Barbara Noverini: We believe that General Electric (GE) has come a long way from the troubles that plagued its captive finance segment, GE Capital, since the financial crisis. The company has done a really great job at repositioning its portfolio in support of the businesses that make up the heart of the industrial powerhouse that we've always known. We believe that General Electric has a wide economic moat for three main reasons.
First, its world-renowned research organization develops proprietary technology, patents that are intangible assets that allow the company to commercialize its innovative technology.
Secondly, we believe the research organization is highly scalable, supporting a low-cost advantage for GE. For example, one subsea drilling platform benefits from technology created in other segments, turbines from the power and water segment, imaging technology from health care, and distribution technology from the energy-management segment. This allows GE to spread the cost of R&D across the entire enterprise, supporting that advantage.
Third, we believe that GE's products represent high switching costs for the customers. These products represent a large capital investment, supporting mission-critical investments for the most part. As such, this gives rise to GE's burgeoning services segment, which ensures the customer that these pieces of equipment will operate reliably and also secures an important high-margin recurring revenue stream for GE.

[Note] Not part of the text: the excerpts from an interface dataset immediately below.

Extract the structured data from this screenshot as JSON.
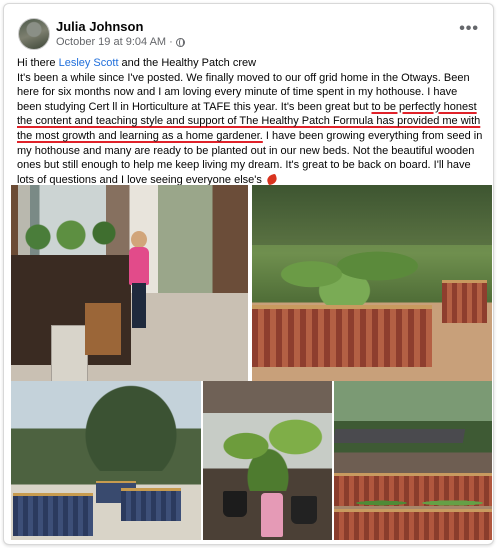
{
  "post": {
    "author": "Julia Johnson",
    "timestamp": "October 19 at 9:04 AM",
    "separator": "·",
    "more_label": "•••",
    "greeting_pre": "Hi there ",
    "mention": "Lesley Scott",
    "greeting_post": " and the Healthy Patch crew",
    "body_1": "It's been a while since I've posted.  We finally moved to our off grid home in the Otways. Been here for six months now and I am loving every minute of time spent in my hothouse. I have been studying Cert ll in Horticulture at TAFE this year. It's been great but ",
    "body_highlight": "to be perfectly honest the content and teaching style and support of The Healthy Patch Formula has provided me with the most growth and learning as a home gardener.",
    "body_2": "  I have been growing everything from seed in my hothouse and many are ready to be planted out in our new beds. Not the beautiful wooden ones but still enough to help me keep living my dream. It's great to be back on board. I'll have lots of questions and I love seeing everyone else's "
  },
  "icons": {
    "avatar": "avatar",
    "privacy": "globe-icon",
    "more": "more-options-icon",
    "emoji": "maple-leaf-icon"
  },
  "colors": {
    "mention": "#216fdb",
    "highlight_underline": "#e0222a",
    "meta_text": "#65676b"
  }
}
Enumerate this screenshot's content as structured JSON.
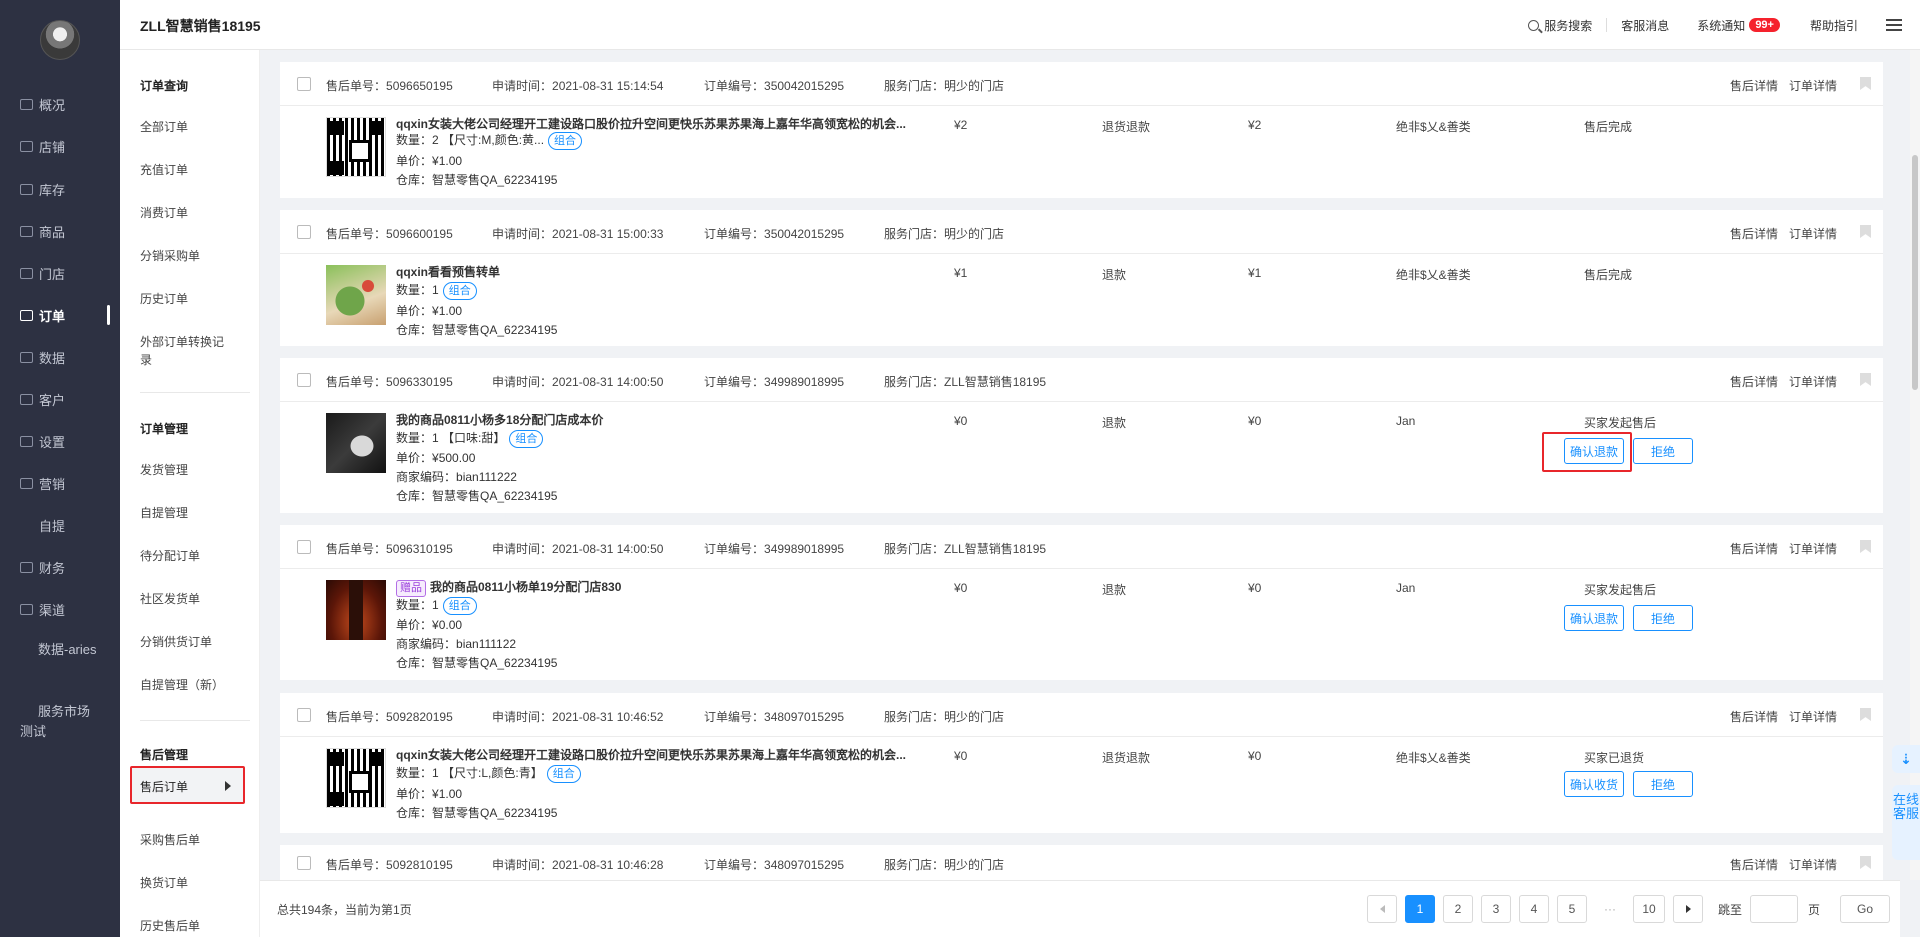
{
  "nav": {
    "items": [
      {
        "label": "概况"
      },
      {
        "label": "店铺"
      },
      {
        "label": "库存"
      },
      {
        "label": "商品"
      },
      {
        "label": "门店"
      },
      {
        "label": "订单"
      },
      {
        "label": "数据"
      },
      {
        "label": "客户"
      },
      {
        "label": "设置"
      },
      {
        "label": "营销"
      },
      {
        "label": "自提"
      },
      {
        "label": "财务"
      },
      {
        "label": "渠道"
      },
      {
        "label": "数据-aries"
      },
      {
        "label": "服务市场测试"
      }
    ],
    "active": "订单"
  },
  "header": {
    "store_name": "ZLL智慧销售18195",
    "search": "服务搜索",
    "messages": "客服消息",
    "notifications": "系统通知",
    "notif_badge": "99+",
    "help": "帮助指引"
  },
  "submenu": {
    "group1": "订单查询",
    "group1_items": [
      "全部订单",
      "充值订单",
      "消费订单",
      "分销采购单",
      "历史订单",
      "外部订单转换记录"
    ],
    "group2": "订单管理",
    "group2_items": [
      "发货管理",
      "自提管理",
      "待分配订单",
      "社区发货单",
      "分销供货订单",
      "自提管理（新）"
    ],
    "group3": "售后管理",
    "active_item": "售后订单",
    "group3_items": [
      "采购售后单",
      "换货订单",
      "历史售后单"
    ]
  },
  "labels": {
    "after_sale_no": "售后单号：",
    "apply_time": "申请时间：",
    "order_no": "订单编号：",
    "store": "服务门店：",
    "after_sale_detail": "售后详情",
    "order_detail": "订单详情",
    "qty": "数量：",
    "unit_price": "单价：",
    "merchant_code": "商家编码：",
    "warehouse": "仓库：",
    "combo": "组合",
    "gift": "赠品"
  },
  "orders": [
    {
      "after_sale_no": "5096650195",
      "apply_time": "2021-08-31 15:14:54",
      "order_no": "350042015295",
      "store": "明少的门店",
      "image": "qr-code",
      "name": "qqxin女装大佬公司经理开工建设路口股价拉升空间更快乐苏果苏果海上嘉年华高领宽松的机会...",
      "qty": "2 【尺寸:M,颜色:黄...",
      "unit_price": "¥1.00",
      "warehouse": "智慧零售QA_62234195",
      "amount": "¥2",
      "type": "退货退款",
      "refund": "¥2",
      "buyer": "绝非$乂&善类",
      "status": "售后完成"
    },
    {
      "after_sale_no": "5096600195",
      "apply_time": "2021-08-31 15:00:33",
      "order_no": "350042015295",
      "store": "明少的门店",
      "image": "plant-photo",
      "name": "qqxin看看预售转单",
      "qty": "1",
      "unit_price": "¥1.00",
      "warehouse": "智慧零售QA_62234195",
      "amount": "¥1",
      "type": "退款",
      "refund": "¥1",
      "buyer": "绝非$乂&善类",
      "status": "售后完成"
    },
    {
      "after_sale_no": "5096330195",
      "apply_time": "2021-08-31 14:00:50",
      "order_no": "349989018995",
      "store": "ZLL智慧销售18195",
      "image": "tablet-photo",
      "name": "我的商品0811小杨多18分配门店成本价",
      "qty": "1 【口味:甜】",
      "unit_price": "¥500.00",
      "merchant_code": "bian111222",
      "warehouse": "智慧零售QA_62234195",
      "amount": "¥0",
      "type": "退款",
      "refund": "¥0",
      "buyer": "Jan",
      "status": "买家发起售后",
      "btn1": "确认退款",
      "btn2": "拒绝"
    },
    {
      "after_sale_no": "5096310195",
      "apply_time": "2021-08-31 14:00:50",
      "order_no": "349989018995",
      "store": "ZLL智慧销售18195",
      "image": "cognac-photo",
      "name": "我的商品0811小杨单19分配门店830",
      "qty": "1",
      "unit_price": "¥0.00",
      "merchant_code": "bian111122",
      "warehouse": "智慧零售QA_62234195",
      "amount": "¥0",
      "type": "退款",
      "refund": "¥0",
      "buyer": "Jan",
      "status": "买家发起售后",
      "btn1": "确认退款",
      "btn2": "拒绝"
    },
    {
      "after_sale_no": "5092820195",
      "apply_time": "2021-08-31 10:46:52",
      "order_no": "348097015295",
      "store": "明少的门店",
      "image": "qr-code",
      "name": "qqxin女装大佬公司经理开工建设路口股价拉升空间更快乐苏果苏果海上嘉年华高领宽松的机会...",
      "qty": "1 【尺寸:L,颜色:青】",
      "unit_price": "¥1.00",
      "warehouse": "智慧零售QA_62234195",
      "amount": "¥0",
      "type": "退货退款",
      "refund": "¥0",
      "buyer": "绝非$乂&善类",
      "status": "买家已退货",
      "btn1": "确认收货",
      "btn2": "拒绝"
    },
    {
      "after_sale_no": "5092810195",
      "apply_time": "2021-08-31 10:46:28",
      "order_no": "348097015295",
      "store": "明少的门店"
    }
  ],
  "pagination": {
    "total": "总共194条，当前为第1页",
    "pages": [
      "1",
      "2",
      "3",
      "4",
      "5",
      "···",
      "10"
    ],
    "current": "1",
    "jump_label": "跳至",
    "page_unit": "页",
    "go": "Go"
  },
  "side": {
    "download_icon": "⇣",
    "cs_label": "在线客服"
  }
}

It is for these three reasons that we believe GE has strong competitive advantages that will endure over time.